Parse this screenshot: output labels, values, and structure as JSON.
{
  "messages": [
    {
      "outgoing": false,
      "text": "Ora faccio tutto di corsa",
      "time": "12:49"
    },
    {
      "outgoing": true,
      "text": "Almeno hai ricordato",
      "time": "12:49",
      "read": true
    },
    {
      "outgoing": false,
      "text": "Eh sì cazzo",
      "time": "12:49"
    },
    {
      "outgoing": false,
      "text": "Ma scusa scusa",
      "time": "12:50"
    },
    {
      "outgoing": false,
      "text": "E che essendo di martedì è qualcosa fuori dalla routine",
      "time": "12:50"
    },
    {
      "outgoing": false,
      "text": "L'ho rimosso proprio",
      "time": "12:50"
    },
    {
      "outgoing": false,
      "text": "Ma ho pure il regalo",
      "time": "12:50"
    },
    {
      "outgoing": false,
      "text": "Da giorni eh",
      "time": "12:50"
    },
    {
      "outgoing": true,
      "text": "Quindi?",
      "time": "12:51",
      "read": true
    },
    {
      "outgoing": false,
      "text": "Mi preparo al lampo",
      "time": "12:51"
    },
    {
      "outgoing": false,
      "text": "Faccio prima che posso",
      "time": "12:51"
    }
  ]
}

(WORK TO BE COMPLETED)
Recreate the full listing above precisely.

(RESULT BELOW)
Parse this screenshot: output labels, values, and structure as JSON.
{
  "messages": [
    {
      "outgoing": false,
      "text": "Ora faccio tutto di corsa",
      "time": "12:49"
    },
    {
      "outgoing": true,
      "text": "Almeno hai ricordato",
      "time": "12:49",
      "read": true
    },
    {
      "outgoing": false,
      "text": "Eh sì cazzo",
      "time": "12:49"
    },
    {
      "outgoing": false,
      "text": "Ma scusa scusa",
      "time": "12:50"
    },
    {
      "outgoing": false,
      "text": "E che essendo di martedì è qualcosa fuori dalla routine",
      "time": "12:50"
    },
    {
      "outgoing": false,
      "text": "L'ho rimosso proprio",
      "time": "12:50"
    },
    {
      "outgoing": false,
      "text": "Ma ho pure il regalo",
      "time": "12:50"
    },
    {
      "outgoing": false,
      "text": "Da giorni eh",
      "time": "12:50"
    },
    {
      "outgoing": true,
      "text": "Quindi?",
      "time": "12:51",
      "read": true
    },
    {
      "outgoing": false,
      "text": "Mi preparo al lampo",
      "time": "12:51"
    },
    {
      "outgoing": false,
      "text": "Faccio prima che posso",
      "time": "12:51"
    }
  ]
}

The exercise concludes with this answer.